__Stored data__:
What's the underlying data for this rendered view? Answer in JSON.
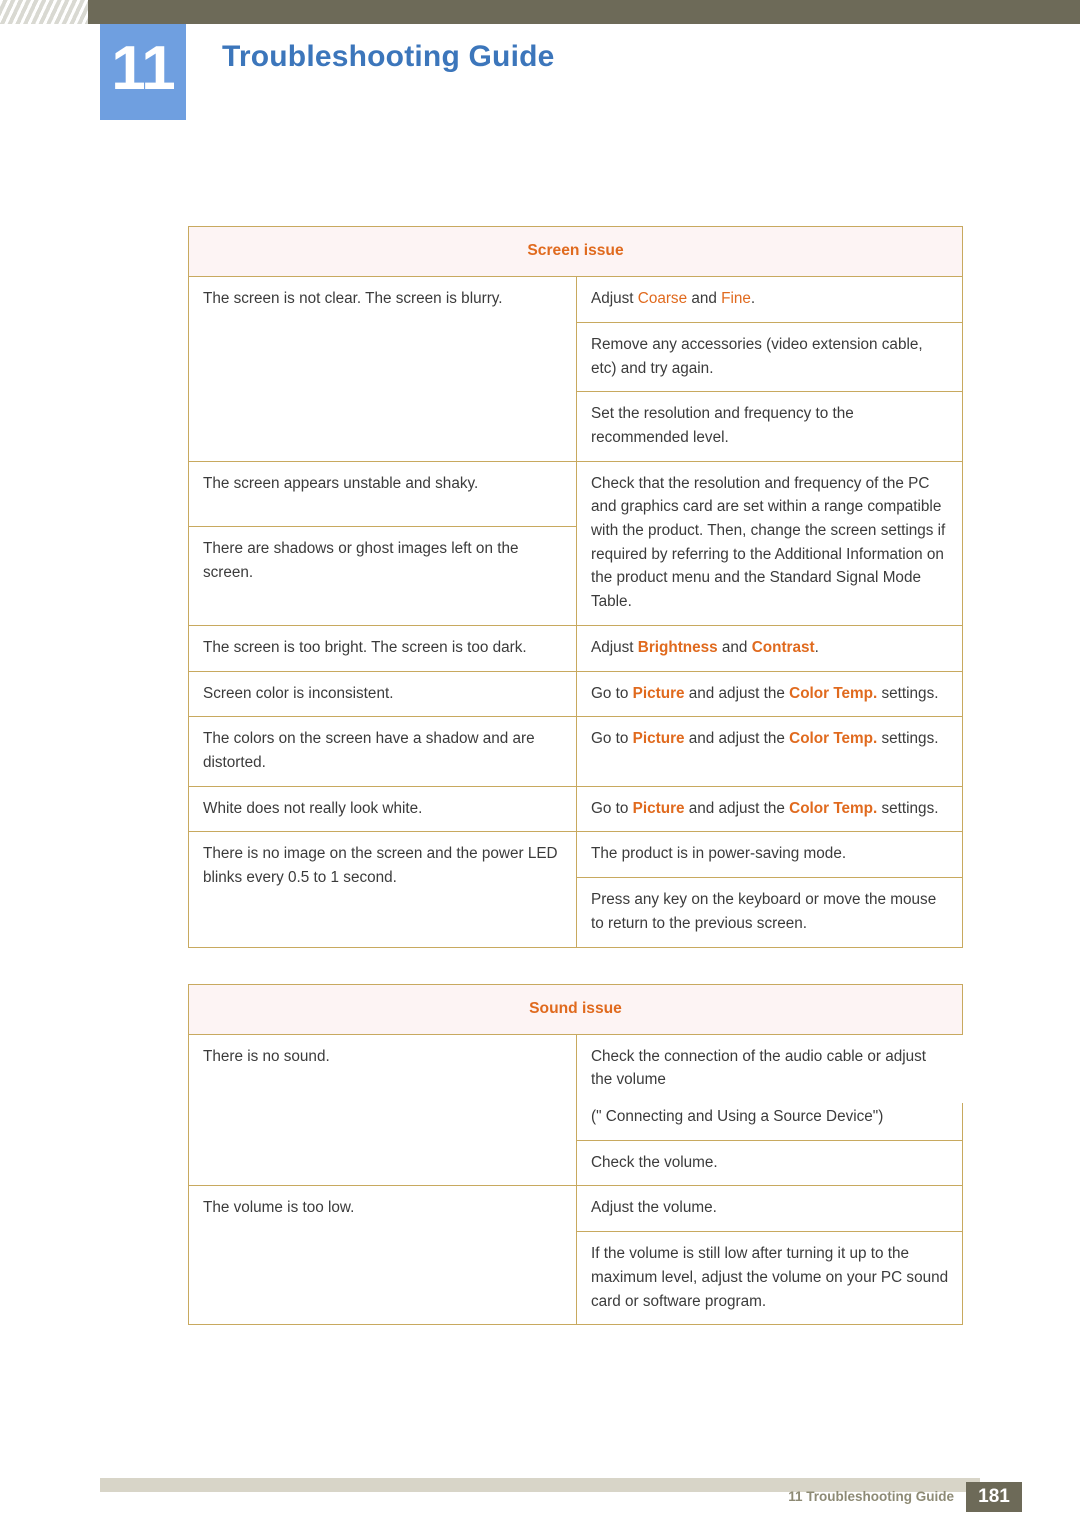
{
  "header": {
    "chapter_number": "11",
    "chapter_title": "Troubleshooting Guide"
  },
  "tables": [
    {
      "section_title": "Screen issue",
      "rows": [
        {
          "question": "The screen is not clear. The screen is blurry.",
          "answers": [
            {
              "segments": [
                {
                  "text": "Adjust ",
                  "style": "plain"
                },
                {
                  "text": "Coarse",
                  "style": "keyword-plain"
                },
                {
                  "text": " and ",
                  "style": "plain"
                },
                {
                  "text": "Fine",
                  "style": "keyword-plain"
                },
                {
                  "text": ".",
                  "style": "plain"
                }
              ]
            },
            {
              "segments": [
                {
                  "text": "Remove any accessories (video extension cable, etc) and try again.",
                  "style": "plain"
                }
              ]
            },
            {
              "segments": [
                {
                  "text": "Set the resolution and frequency to the recommended level.",
                  "style": "plain"
                }
              ]
            }
          ]
        },
        {
          "question": "The screen appears unstable and shaky.",
          "answers": []
        },
        {
          "question": "There are shadows or ghost images left on the screen.",
          "answers": [
            {
              "segments": [
                {
                  "text": "Check that the resolution and frequency of the PC and graphics card are set within a range compatible with the product. Then, change the screen settings if required by referring to the Additional Information on the product menu and the Standard Signal Mode Table.",
                  "style": "plain"
                }
              ]
            }
          ]
        },
        {
          "question": "The screen is too bright. The screen is too dark.",
          "answers": [
            {
              "segments": [
                {
                  "text": "Adjust ",
                  "style": "plain"
                },
                {
                  "text": "Brightness",
                  "style": "keyword"
                },
                {
                  "text": " and ",
                  "style": "plain"
                },
                {
                  "text": "Contrast",
                  "style": "keyword"
                },
                {
                  "text": ".",
                  "style": "plain"
                }
              ]
            }
          ]
        },
        {
          "question": "Screen color is inconsistent.",
          "answers": [
            {
              "segments": [
                {
                  "text": "Go to ",
                  "style": "plain"
                },
                {
                  "text": "Picture",
                  "style": "keyword"
                },
                {
                  "text": " and adjust the ",
                  "style": "plain"
                },
                {
                  "text": "Color Temp.",
                  "style": "keyword"
                },
                {
                  "text": " settings.",
                  "style": "plain"
                }
              ]
            }
          ]
        },
        {
          "question": "The colors on the screen have a shadow and are distorted.",
          "answers": [
            {
              "segments": [
                {
                  "text": "Go to ",
                  "style": "plain"
                },
                {
                  "text": "Picture",
                  "style": "keyword"
                },
                {
                  "text": " and adjust the ",
                  "style": "plain"
                },
                {
                  "text": "Color Temp.",
                  "style": "keyword"
                },
                {
                  "text": " settings.",
                  "style": "plain"
                }
              ]
            }
          ]
        },
        {
          "question": "White does not really look white.",
          "answers": [
            {
              "segments": [
                {
                  "text": "Go to ",
                  "style": "plain"
                },
                {
                  "text": "Picture",
                  "style": "keyword"
                },
                {
                  "text": " and adjust the ",
                  "style": "plain"
                },
                {
                  "text": "Color Temp.",
                  "style": "keyword"
                },
                {
                  "text": " settings.",
                  "style": "plain"
                }
              ]
            }
          ]
        },
        {
          "question": "There is no image on the screen and the power LED blinks every 0.5 to 1 second.",
          "answers": [
            {
              "segments": [
                {
                  "text": "The product is in power-saving mode.",
                  "style": "plain"
                }
              ]
            },
            {
              "segments": [
                {
                  "text": "Press any key on the keyboard or move the mouse to return to the previous screen.",
                  "style": "plain"
                }
              ]
            }
          ]
        }
      ]
    },
    {
      "section_title": "Sound issue",
      "rows": [
        {
          "question": "There is no sound.",
          "answers": [
            {
              "segments": [
                {
                  "text": "Check the connection of the audio cable or adjust the volume",
                  "style": "plain"
                }
              ]
            },
            {
              "segments": [
                {
                  "text": "(\" Connecting and Using a Source Device\")",
                  "style": "plain"
                }
              ]
            },
            {
              "segments": [
                {
                  "text": "Check the volume.",
                  "style": "plain"
                }
              ]
            }
          ]
        },
        {
          "question": "The volume is too low.",
          "answers": [
            {
              "segments": [
                {
                  "text": "Adjust the volume.",
                  "style": "plain"
                }
              ]
            },
            {
              "segments": [
                {
                  "text": "If the volume is still low after turning it up to the maximum level, adjust the volume on your PC sound card or software program.",
                  "style": "plain"
                }
              ]
            }
          ]
        }
      ]
    }
  ],
  "footer": {
    "text": "11 Troubleshooting Guide",
    "page_number": "181"
  },
  "colors": {
    "header_bar": "#6d6a58",
    "badge": "#6f9fe0",
    "title": "#3c76bb",
    "table_border": "#c8a95f",
    "section_head_bg": "#fdf4f4",
    "accent_orange": "#e06a1e",
    "footer_rule": "#d8d5c8"
  }
}
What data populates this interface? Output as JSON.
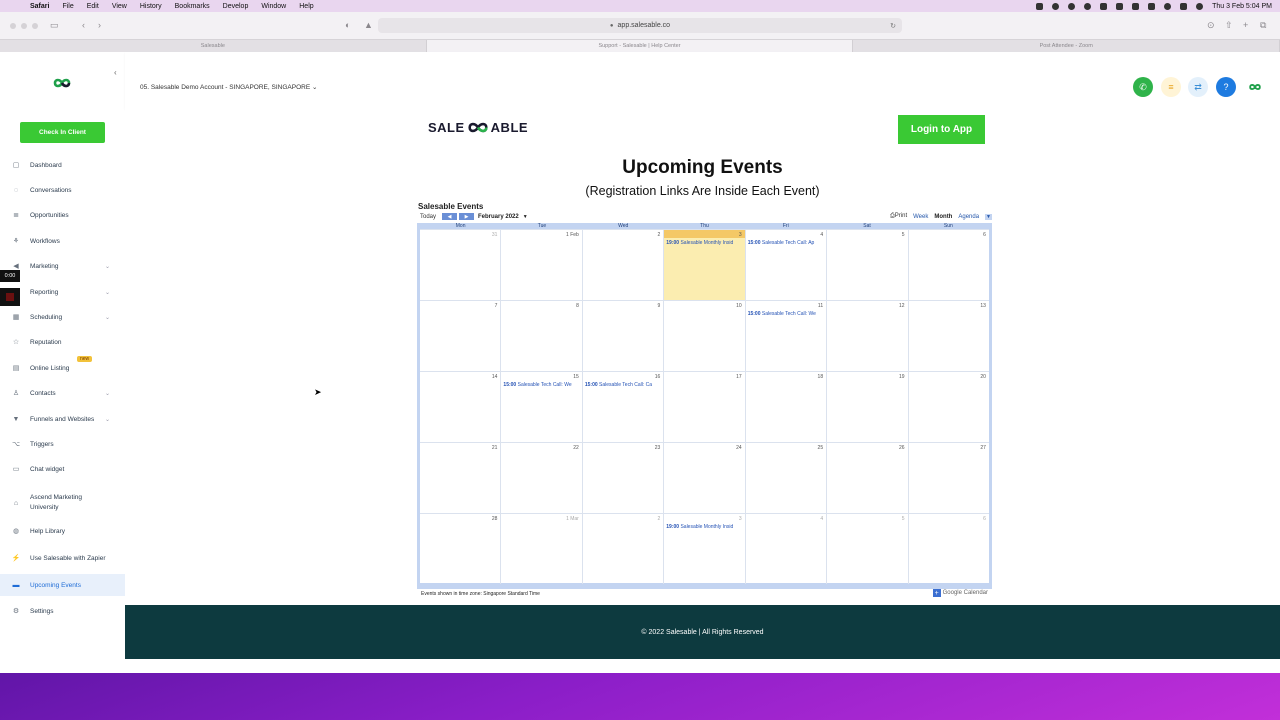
{
  "menubar": {
    "app": "Safari",
    "items": [
      "File",
      "Edit",
      "View",
      "History",
      "Bookmarks",
      "Develop",
      "Window",
      "Help"
    ],
    "clock": "Thu 3 Feb  5:04 PM"
  },
  "browser": {
    "url": "app.salesable.co",
    "tabs": [
      "Salesable",
      "Support - Salesable | Help Center",
      "Post Attendee - Zoom"
    ]
  },
  "sidebar": {
    "checkin_label": "Check In Client",
    "new_badge": "new",
    "recording_time": "0:00",
    "items": [
      {
        "label": "Dashboard",
        "icon": "dashboard-icon",
        "chev": false
      },
      {
        "label": "Conversations",
        "icon": "chat-bubble-icon",
        "chev": false
      },
      {
        "label": "Opportunities",
        "icon": "list-icon",
        "chev": false
      },
      {
        "label": "Workflows",
        "icon": "workflow-icon",
        "chev": false
      },
      {
        "label": "Marketing",
        "icon": "megaphone-icon",
        "chev": true
      },
      {
        "label": "Reporting",
        "icon": "chart-icon",
        "chev": true
      },
      {
        "label": "Scheduling",
        "icon": "calendar-icon",
        "chev": true
      },
      {
        "label": "Reputation",
        "icon": "star-icon",
        "chev": false
      },
      {
        "label": "Online Listing",
        "icon": "listing-icon",
        "chev": false
      },
      {
        "label": "Contacts",
        "icon": "person-icon",
        "chev": true
      },
      {
        "label": "Funnels and Websites",
        "icon": "funnel-icon",
        "chev": true
      },
      {
        "label": "Triggers",
        "icon": "trigger-icon",
        "chev": false
      },
      {
        "label": "Chat widget",
        "icon": "chat-widget-icon",
        "chev": false
      },
      {
        "label": "Ascend Marketing University",
        "icon": "university-icon",
        "chev": false
      },
      {
        "label": "Help Library",
        "icon": "help-icon",
        "chev": false
      },
      {
        "label": "Use Salesable with Zapier",
        "icon": "plug-icon",
        "chev": false
      },
      {
        "label": "Upcoming Events",
        "icon": "events-icon",
        "chev": false
      },
      {
        "label": "Settings",
        "icon": "gear-icon",
        "chev": false
      }
    ]
  },
  "topbar": {
    "account": "05. Salesable Demo Account - SINGAPORE, SINGAPORE"
  },
  "page": {
    "brand_left": "SALE",
    "brand_right": "ABLE",
    "login_label": "Login to App",
    "title": "Upcoming Events",
    "subtitle": "(Registration Links Are Inside Each Event)"
  },
  "calendar": {
    "title": "Salesable Events",
    "today_label": "Today",
    "month_label": "February 2022",
    "views": {
      "print": "Print",
      "week": "Week",
      "month": "Month",
      "agenda": "Agenda"
    },
    "dow": [
      "Mon",
      "Tue",
      "Wed",
      "Thu",
      "Fri",
      "Sat",
      "Sun"
    ],
    "weeks": [
      [
        {
          "n": "31",
          "off": true
        },
        {
          "n": "1 Feb"
        },
        {
          "n": "2"
        },
        {
          "n": "3",
          "today": true,
          "ev": {
            "t": "19:00",
            "l": "Salesable Monthly Insid"
          }
        },
        {
          "n": "4",
          "ev": {
            "t": "15:00",
            "l": "Salesable Tech Call: Ap"
          }
        },
        {
          "n": "5"
        },
        {
          "n": "6"
        }
      ],
      [
        {
          "n": "7"
        },
        {
          "n": "8"
        },
        {
          "n": "9"
        },
        {
          "n": "10"
        },
        {
          "n": "11",
          "ev": {
            "t": "15:00",
            "l": "Salesable Tech Call: We"
          }
        },
        {
          "n": "12"
        },
        {
          "n": "13"
        }
      ],
      [
        {
          "n": "14"
        },
        {
          "n": "15",
          "ev": {
            "t": "15:00",
            "l": "Salesable Tech Call: We"
          }
        },
        {
          "n": "16",
          "ev": {
            "t": "15:00",
            "l": "Salesable Tech Call: Ca"
          }
        },
        {
          "n": "17"
        },
        {
          "n": "18"
        },
        {
          "n": "19"
        },
        {
          "n": "20"
        }
      ],
      [
        {
          "n": "21"
        },
        {
          "n": "22"
        },
        {
          "n": "23"
        },
        {
          "n": "24"
        },
        {
          "n": "25"
        },
        {
          "n": "26"
        },
        {
          "n": "27"
        }
      ],
      [
        {
          "n": "28"
        },
        {
          "n": "1 Mar",
          "off": true
        },
        {
          "n": "2",
          "off": true
        },
        {
          "n": "3",
          "off": true,
          "ev": {
            "t": "19:00",
            "l": "Salesable Monthly Insid"
          }
        },
        {
          "n": "4",
          "off": true
        },
        {
          "n": "5",
          "off": true
        },
        {
          "n": "6",
          "off": true
        }
      ]
    ],
    "footer_note": "Events shown in time zone: Singapore Standard Time",
    "gcal_label": "Google Calendar"
  },
  "footer": {
    "text": "© 2022 Salesable | All Rights Reserved"
  },
  "colors": {
    "accent_green": "#3ac934",
    "footer_bg": "#0d3a3f",
    "active_blue": "#1e6cd6"
  }
}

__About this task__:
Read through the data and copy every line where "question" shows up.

__Solved problem__:
          "question": "The screen is not clear. The screen is blurry.",
          "question": "The screen appears unstable and shaky.",
          "question": "There are shadows or ghost images left on the screen.",
          "question": "The screen is too bright. The screen is too dark.",
          "question": "Screen color is inconsistent.",
          "question": "The colors on the screen have a shadow and are distorted.",
          "question": "White does not really look white.",
          "question": "There is no image on the screen and the power LED blinks every 0.5 to 1 second.",
          "question": "There is no sound.",
          "question": "The volume is too low.",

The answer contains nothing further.